|Date:||February 17th, 2010 11:36 am (UTC)|| |
and causes way too much property damage
RIGHT?! That was one of the things that drove me crazy when I watched it back in the day. I was always worried about the people that were on the street at Superman battled with something and caused chunks of buildings to break.
All of this time and I still remember the Mr. Mxyzptlk ep, or at least the part where he gets rid of the little alien by having him write his name in the sky.
I mostly remember how that time after school during Batman and Superman was sacrosanct.
Was there an ep that really stood out to you?
An? There were several! Obviously the Flash and Green Lantern and Aquaman eps because of the guest stars. The AU ep. "World's Finest." The Mxyzptlk ep. The one where Parasite and Livewire team up. The one with the Legion of Superheroes. "Apokolips...Now!" Supergirl! There were a lot of good ones.
I agree with this list. I'd also have to add "Knight Time" when Supes has to pretend to be Batman. Hi-larious. Supes as Bats after scaring a bunch of criminals: "This is kind of fun."
And Tim teaching him to be more like Batman! That was HILARIOUS.
I understand what you're saying re the continuity, and that's a good point. However, while I liked the Superman series, I didn't love it as much as the Batman one. Part of it, as you say, is inherent in the character of Superman having to face more larger-than-life villains, but I also thought Batman was better animated.
Oh, no question. B:TAS had a much better style and look to it, and I wasn't a fan of the revamp that matched the S:TAS animation. That being said, the S:TAS style was still good and crisp and worked for the show.
I also felt that the characterizations were more compelling on B:TAS. With few exceptions, the villains aren't as interesting and complex as on S:TAS. You really felt for those crazies in Gotham.

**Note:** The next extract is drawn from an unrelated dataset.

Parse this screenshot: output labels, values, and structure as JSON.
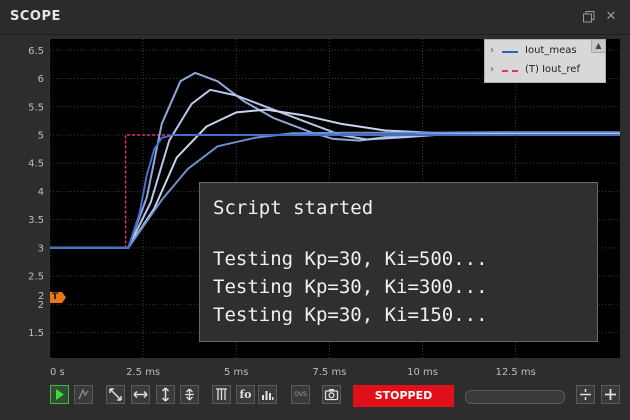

The crazies Supes faces are generally just evil psycho alien robots.